Trombones and Figs

by Daniel Harris

He sat at his drawing board copying trombone parts for his latest orchestral piece. The premiere was in three months. He was behind schedule.

He remembered an apocryphal story about Beethoven. A friend encountered the maestro in a café in Vienna at a back table. Beethoven had a score in front of him. The master was copying parts.

The friend wrote in the conversation book of the deaf master, “What are you doing, Maestro?" 

“Trombones,” roared Beethoven, shaking ink from his quill pen onto the floor.

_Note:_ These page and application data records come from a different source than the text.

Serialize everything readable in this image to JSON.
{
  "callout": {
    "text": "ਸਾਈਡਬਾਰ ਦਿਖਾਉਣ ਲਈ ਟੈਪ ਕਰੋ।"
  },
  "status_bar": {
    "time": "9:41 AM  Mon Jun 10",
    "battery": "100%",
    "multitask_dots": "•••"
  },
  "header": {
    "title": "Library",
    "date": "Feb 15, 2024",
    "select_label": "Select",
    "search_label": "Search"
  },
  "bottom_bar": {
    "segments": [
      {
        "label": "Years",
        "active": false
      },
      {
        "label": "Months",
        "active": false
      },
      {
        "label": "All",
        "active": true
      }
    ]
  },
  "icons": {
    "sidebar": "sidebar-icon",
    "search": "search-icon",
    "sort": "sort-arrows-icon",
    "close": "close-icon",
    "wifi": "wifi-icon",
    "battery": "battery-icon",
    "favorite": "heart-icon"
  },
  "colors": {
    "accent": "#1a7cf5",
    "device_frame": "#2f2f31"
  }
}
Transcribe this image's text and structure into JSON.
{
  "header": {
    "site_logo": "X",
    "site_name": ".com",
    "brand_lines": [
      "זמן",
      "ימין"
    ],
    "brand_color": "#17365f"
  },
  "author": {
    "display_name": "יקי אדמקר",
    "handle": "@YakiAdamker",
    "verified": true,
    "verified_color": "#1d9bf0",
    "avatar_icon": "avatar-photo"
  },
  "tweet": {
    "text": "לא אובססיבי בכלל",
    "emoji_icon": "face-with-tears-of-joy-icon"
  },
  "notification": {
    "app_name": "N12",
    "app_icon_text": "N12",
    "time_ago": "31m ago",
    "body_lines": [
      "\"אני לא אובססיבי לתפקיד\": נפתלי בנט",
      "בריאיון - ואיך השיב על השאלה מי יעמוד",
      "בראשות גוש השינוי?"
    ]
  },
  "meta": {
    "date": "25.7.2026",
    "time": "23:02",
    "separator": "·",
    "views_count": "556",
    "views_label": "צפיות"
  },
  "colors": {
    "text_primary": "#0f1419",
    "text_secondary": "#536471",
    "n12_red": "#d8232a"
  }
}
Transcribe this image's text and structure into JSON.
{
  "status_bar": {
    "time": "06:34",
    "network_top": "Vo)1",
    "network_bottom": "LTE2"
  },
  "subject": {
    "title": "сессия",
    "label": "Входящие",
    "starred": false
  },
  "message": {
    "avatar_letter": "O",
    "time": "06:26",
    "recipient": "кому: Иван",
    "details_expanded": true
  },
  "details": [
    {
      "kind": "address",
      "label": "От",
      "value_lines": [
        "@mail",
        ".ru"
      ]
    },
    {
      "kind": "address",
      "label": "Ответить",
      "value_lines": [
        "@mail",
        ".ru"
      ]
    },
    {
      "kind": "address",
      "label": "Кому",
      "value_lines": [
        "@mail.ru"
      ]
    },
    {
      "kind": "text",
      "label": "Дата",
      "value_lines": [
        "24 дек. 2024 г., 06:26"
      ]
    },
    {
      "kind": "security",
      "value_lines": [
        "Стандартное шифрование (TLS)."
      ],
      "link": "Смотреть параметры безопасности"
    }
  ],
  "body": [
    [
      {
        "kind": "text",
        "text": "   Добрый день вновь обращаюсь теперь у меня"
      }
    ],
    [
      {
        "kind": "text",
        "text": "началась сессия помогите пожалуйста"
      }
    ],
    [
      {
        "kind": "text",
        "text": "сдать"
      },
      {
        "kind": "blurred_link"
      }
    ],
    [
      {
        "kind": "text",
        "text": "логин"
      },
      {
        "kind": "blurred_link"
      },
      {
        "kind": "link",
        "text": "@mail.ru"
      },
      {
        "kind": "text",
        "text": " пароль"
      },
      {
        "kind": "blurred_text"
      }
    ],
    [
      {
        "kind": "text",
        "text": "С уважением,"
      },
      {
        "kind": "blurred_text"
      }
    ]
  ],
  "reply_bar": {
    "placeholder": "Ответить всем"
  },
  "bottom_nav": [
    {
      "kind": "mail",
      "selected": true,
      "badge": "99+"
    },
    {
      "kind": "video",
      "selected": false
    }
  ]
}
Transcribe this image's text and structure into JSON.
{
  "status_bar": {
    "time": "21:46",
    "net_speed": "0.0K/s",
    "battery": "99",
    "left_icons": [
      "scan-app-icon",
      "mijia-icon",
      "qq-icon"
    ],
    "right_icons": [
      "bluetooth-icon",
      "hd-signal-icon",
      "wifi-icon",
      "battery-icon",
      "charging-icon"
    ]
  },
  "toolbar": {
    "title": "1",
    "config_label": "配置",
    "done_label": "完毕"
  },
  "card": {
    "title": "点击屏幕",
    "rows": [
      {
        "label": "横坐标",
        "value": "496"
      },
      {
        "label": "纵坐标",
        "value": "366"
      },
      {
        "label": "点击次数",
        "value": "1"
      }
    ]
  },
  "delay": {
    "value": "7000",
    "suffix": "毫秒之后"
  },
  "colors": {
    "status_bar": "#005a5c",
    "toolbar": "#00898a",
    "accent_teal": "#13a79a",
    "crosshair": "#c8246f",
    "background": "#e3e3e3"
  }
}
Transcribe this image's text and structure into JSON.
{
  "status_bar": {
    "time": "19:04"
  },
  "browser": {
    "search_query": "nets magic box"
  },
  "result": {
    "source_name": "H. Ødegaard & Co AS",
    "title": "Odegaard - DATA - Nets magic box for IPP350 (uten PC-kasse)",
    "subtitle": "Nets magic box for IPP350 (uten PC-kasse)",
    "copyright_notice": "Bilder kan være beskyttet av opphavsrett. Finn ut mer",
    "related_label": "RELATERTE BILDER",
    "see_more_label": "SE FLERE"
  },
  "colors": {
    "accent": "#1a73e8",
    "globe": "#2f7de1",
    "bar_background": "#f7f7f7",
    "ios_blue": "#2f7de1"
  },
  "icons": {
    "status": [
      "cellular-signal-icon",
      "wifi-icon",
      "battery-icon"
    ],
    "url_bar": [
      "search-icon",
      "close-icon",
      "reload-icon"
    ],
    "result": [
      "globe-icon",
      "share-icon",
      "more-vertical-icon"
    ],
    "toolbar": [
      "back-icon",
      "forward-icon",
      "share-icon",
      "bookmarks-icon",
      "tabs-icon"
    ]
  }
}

He looked out the wire glass window of his Brooklyn studio. On the fire escape was a fig tree planted in a large pot. Raindrops fell on the leaf buds. To him it was a special plant. Its grandparent had been an immigrant from Italy. An Italian peasant brought it with her on the boat from Calabria in the 1900's. He planted a cutting from this immigrant tree before it was torn from the earth by urban progress. All his friends thought this story apocryphal, but they ate his figs, which retained the sweet bitterness of Calabrian sunshine. In his head, trombones played in the rain.